“The visits do try to restore fairness, in the sense that they acknowledge that lapses in the administration of justice have resulted in the loss of freedom,” said Melissa Omene, a lawyer who has worked across government and civil society justice reform efforts.
“Addressing a practitioner’s failure to carry out his duty requires more than simply calling on him to do so. Did he fail to act due to a lack of interest or resources? Did he fail to act for political reasons, or fear? Each of these will require a different reform strategy.”
Justice officials need to be able to see into their own systems in order to detect and manage problems. To do that, they need better data. A quieter but potentially transformative piece of the committee’s work is the rollout of a federal prison (now corrections) information management system (Cims) as part of its wider efforts to establish a national criminal justice database.
Cims has been partially implementing in 16 states, but only one prison is making full use of the platform. It features an early warning system that alerts the attorney general if an inmate stays on remand beyond 90 days, and allows officials to identify and hold to account officials and departments that cause unreasonable delays.
If well managed, Cims could regulate some of the chaos that currently governs the lives of inmates. At the very least, digital records will make it harder for them to officially disappear. But it’s is only part of the solution. If not backed by political clout and people able to use the data, Cims risks remaining a technical solution to a political problem.
Nigeria’s justice system has been the subject of numerous reform efforts over the past two decades. Committees have been formed, new laws passed, presidents come and go, and people like Chukwudi continue to lose years of their lives to a system that cannot or fails to detect those who fall through its cracks.

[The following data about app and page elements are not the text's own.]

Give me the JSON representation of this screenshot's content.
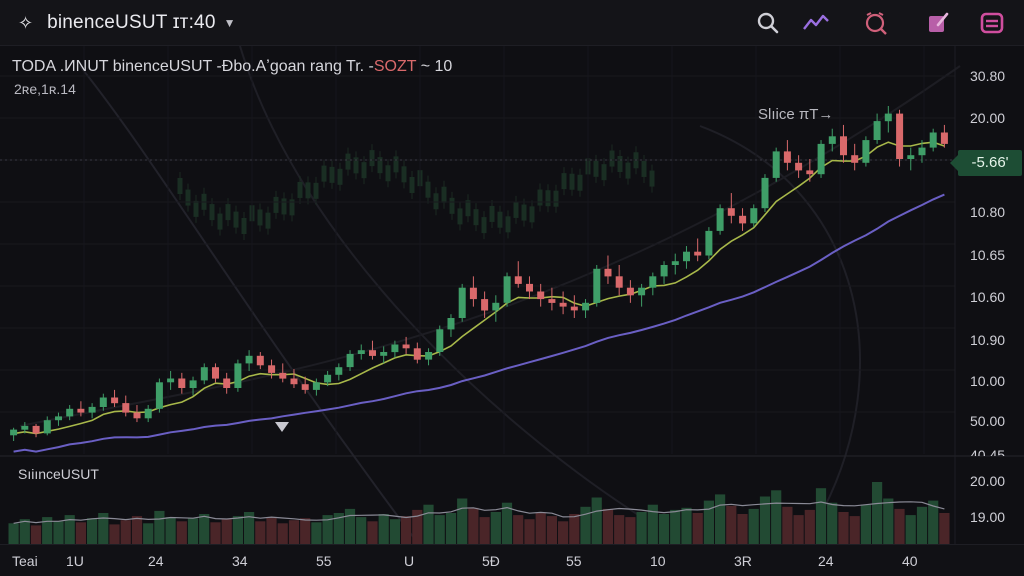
{
  "header": {
    "symbol": "binenceUSUT ɪт:40",
    "icons": [
      "sparkle-icon",
      "chevron-down-icon",
      "search-icon",
      "indicators-icon",
      "alert-icon",
      "draw-icon",
      "layout-icon"
    ],
    "icon_colors": {
      "search": "#cfcfd6",
      "indicators": "#9a6fe0",
      "alert": "#d0607a",
      "draw": "#b85fa8",
      "layout": "#d04e9e"
    }
  },
  "main": {
    "title_prefix": "TODA .ИNUT binenceUSUT -Đbo.Aʼgoan rang Tr. -",
    "title_accent": "SOZT",
    "title_suffix": "~ 10",
    "subtitle": "2ʀe,1ʀ.14",
    "annotation": "Slıice πТ→",
    "current_price": "-5.66'",
    "price_axis": [
      "30.80",
      "20.00",
      "10.80",
      "10.65",
      "10.60",
      "10.90",
      "10.00",
      "50.00",
      "40.45"
    ]
  },
  "volume": {
    "title": "SıiınceUSUT",
    "axis": [
      "20.00",
      "19.00"
    ]
  },
  "xaxis": {
    "ticks": [
      "Teai",
      "1U",
      "24",
      "34",
      "55",
      "U",
      "5Đ",
      "55",
      "10",
      "3R",
      "24",
      "40"
    ]
  },
  "colors": {
    "up": "#3f9e68",
    "down": "#d9696b",
    "ma_fast": "#a8b84a",
    "ma_slow": "#6a5fc4",
    "background": "#0f0f13"
  },
  "chart_data": {
    "type": "candlestick",
    "candles": [
      [
        10.0,
        10.04,
        9.97,
        10.03
      ],
      [
        10.03,
        10.07,
        10.01,
        10.05
      ],
      [
        10.05,
        10.06,
        9.99,
        10.01
      ],
      [
        10.01,
        10.1,
        10.0,
        10.08
      ],
      [
        10.08,
        10.12,
        10.05,
        10.1
      ],
      [
        10.1,
        10.16,
        10.08,
        10.14
      ],
      [
        10.14,
        10.18,
        10.1,
        10.12
      ],
      [
        10.12,
        10.17,
        10.09,
        10.15
      ],
      [
        10.15,
        10.22,
        10.13,
        10.2
      ],
      [
        10.2,
        10.24,
        10.15,
        10.17
      ],
      [
        10.17,
        10.21,
        10.1,
        10.12
      ],
      [
        10.12,
        10.16,
        10.07,
        10.09
      ],
      [
        10.09,
        10.16,
        10.07,
        10.14
      ],
      [
        10.14,
        10.3,
        10.12,
        10.28
      ],
      [
        10.28,
        10.34,
        10.24,
        10.3
      ],
      [
        10.3,
        10.33,
        10.22,
        10.25
      ],
      [
        10.25,
        10.31,
        10.21,
        10.29
      ],
      [
        10.29,
        10.38,
        10.27,
        10.36
      ],
      [
        10.36,
        10.38,
        10.28,
        10.3
      ],
      [
        10.3,
        10.33,
        10.22,
        10.25
      ],
      [
        10.25,
        10.4,
        10.23,
        10.38
      ],
      [
        10.38,
        10.45,
        10.34,
        10.42
      ],
      [
        10.42,
        10.44,
        10.35,
        10.37
      ],
      [
        10.37,
        10.4,
        10.3,
        10.33
      ],
      [
        10.33,
        10.38,
        10.28,
        10.3
      ],
      [
        10.3,
        10.35,
        10.25,
        10.27
      ],
      [
        10.27,
        10.31,
        10.22,
        10.24
      ],
      [
        10.24,
        10.3,
        10.21,
        10.28
      ],
      [
        10.28,
        10.34,
        10.26,
        10.32
      ],
      [
        10.32,
        10.38,
        10.29,
        10.36
      ],
      [
        10.36,
        10.45,
        10.34,
        10.43
      ],
      [
        10.43,
        10.48,
        10.4,
        10.45
      ],
      [
        10.45,
        10.5,
        10.4,
        10.42
      ],
      [
        10.42,
        10.47,
        10.38,
        10.44
      ],
      [
        10.44,
        10.5,
        10.41,
        10.48
      ],
      [
        10.48,
        10.52,
        10.43,
        10.46
      ],
      [
        10.46,
        10.49,
        10.38,
        10.4
      ],
      [
        10.4,
        10.46,
        10.37,
        10.44
      ],
      [
        10.44,
        10.58,
        10.42,
        10.56
      ],
      [
        10.56,
        10.64,
        10.52,
        10.62
      ],
      [
        10.62,
        10.8,
        10.6,
        10.78
      ],
      [
        10.78,
        10.84,
        10.68,
        10.72
      ],
      [
        10.72,
        10.76,
        10.62,
        10.66
      ],
      [
        10.66,
        10.74,
        10.6,
        10.7
      ],
      [
        10.7,
        10.86,
        10.68,
        10.84
      ],
      [
        10.84,
        10.92,
        10.78,
        10.8
      ],
      [
        10.8,
        10.84,
        10.72,
        10.76
      ],
      [
        10.76,
        10.8,
        10.68,
        10.72
      ],
      [
        10.72,
        10.78,
        10.66,
        10.7
      ],
      [
        10.7,
        10.76,
        10.64,
        10.68
      ],
      [
        10.68,
        10.74,
        10.62,
        10.66
      ],
      [
        10.66,
        10.72,
        10.62,
        10.7
      ],
      [
        10.7,
        10.9,
        10.68,
        10.88
      ],
      [
        10.88,
        10.95,
        10.8,
        10.84
      ],
      [
        10.84,
        10.9,
        10.74,
        10.78
      ],
      [
        10.78,
        10.82,
        10.7,
        10.74
      ],
      [
        10.74,
        10.8,
        10.68,
        10.78
      ],
      [
        10.78,
        10.86,
        10.74,
        10.84
      ],
      [
        10.84,
        10.92,
        10.8,
        10.9
      ],
      [
        10.9,
        10.96,
        10.85,
        10.92
      ],
      [
        10.92,
        11.0,
        10.88,
        10.97
      ],
      [
        10.97,
        11.04,
        10.92,
        10.95
      ],
      [
        10.95,
        11.1,
        10.93,
        11.08
      ],
      [
        11.08,
        11.22,
        11.06,
        11.2
      ],
      [
        11.2,
        11.28,
        11.12,
        11.16
      ],
      [
        11.16,
        11.2,
        11.08,
        11.12
      ],
      [
        11.12,
        11.22,
        11.1,
        11.2
      ],
      [
        11.2,
        11.38,
        11.18,
        11.36
      ],
      [
        11.36,
        11.52,
        11.34,
        11.5
      ],
      [
        11.5,
        11.56,
        11.4,
        11.44
      ],
      [
        11.44,
        11.48,
        11.36,
        11.4
      ],
      [
        11.4,
        11.46,
        11.34,
        11.38
      ],
      [
        11.38,
        11.56,
        11.36,
        11.54
      ],
      [
        11.54,
        11.62,
        11.5,
        11.58
      ],
      [
        11.58,
        11.64,
        11.44,
        11.48
      ],
      [
        11.48,
        11.54,
        11.4,
        11.44
      ],
      [
        11.44,
        11.58,
        11.42,
        11.56
      ],
      [
        11.56,
        11.7,
        11.54,
        11.66
      ],
      [
        11.66,
        11.74,
        11.6,
        11.7
      ],
      [
        11.7,
        11.72,
        11.42,
        11.46
      ],
      [
        11.46,
        11.52,
        11.4,
        11.48
      ],
      [
        11.48,
        11.56,
        11.44,
        11.52
      ],
      [
        11.52,
        11.62,
        11.5,
        11.6
      ],
      [
        11.6,
        11.64,
        11.52,
        11.54
      ]
    ],
    "volumes": [
      20,
      24,
      18,
      26,
      22,
      28,
      21,
      25,
      30,
      19,
      23,
      27,
      20,
      32,
      26,
      22,
      25,
      29,
      21,
      24,
      27,
      31,
      22,
      26,
      20,
      23,
      25,
      21,
      28,
      30,
      34,
      26,
      22,
      29,
      24,
      27,
      33,
      38,
      28,
      30,
      44,
      35,
      26,
      31,
      40,
      28,
      24,
      30,
      27,
      22,
      29,
      36,
      45,
      34,
      28,
      26,
      31,
      38,
      29,
      33,
      35,
      30,
      42,
      48,
      37,
      29,
      34,
      46,
      52,
      36,
      28,
      33,
      54,
      40,
      31,
      27,
      38,
      60,
      44,
      34,
      28,
      36,
      42,
      30
    ],
    "price_axis_labels": [
      "30.80",
      "20.00",
      "10.80",
      "10.65",
      "10.60",
      "10.90",
      "10.00",
      "50.00",
      "40.45"
    ],
    "volume_axis_labels": [
      "20.00",
      "19.00"
    ],
    "x_tick_labels": [
      "Teai",
      "1U",
      "24",
      "34",
      "55",
      "U",
      "5Đ",
      "55",
      "10",
      "3R",
      "24",
      "40"
    ],
    "title": "TODA .ИNUT binenceUSUT -Đbo.Aʼgoan rang Tr. -SOZT ~ 10",
    "subtitle": "2ʀe,1ʀ.14",
    "annotation": "Slıice πТ→",
    "current_price": "-5.66'",
    "overlays": [
      "moving-average-fast",
      "moving-average-slow"
    ],
    "grid": true,
    "background_watermark": true
  }
}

Despite Chukwudi’s ordeal and everything he’s lost, when he compares himself with other former inmates, he still considers himself one of the lucky ones. Every Sunday morning his congregation files into the little church he has coaxed to life. The room fills with people, music and choruses of prayer, and it makes him feel a part of something holy.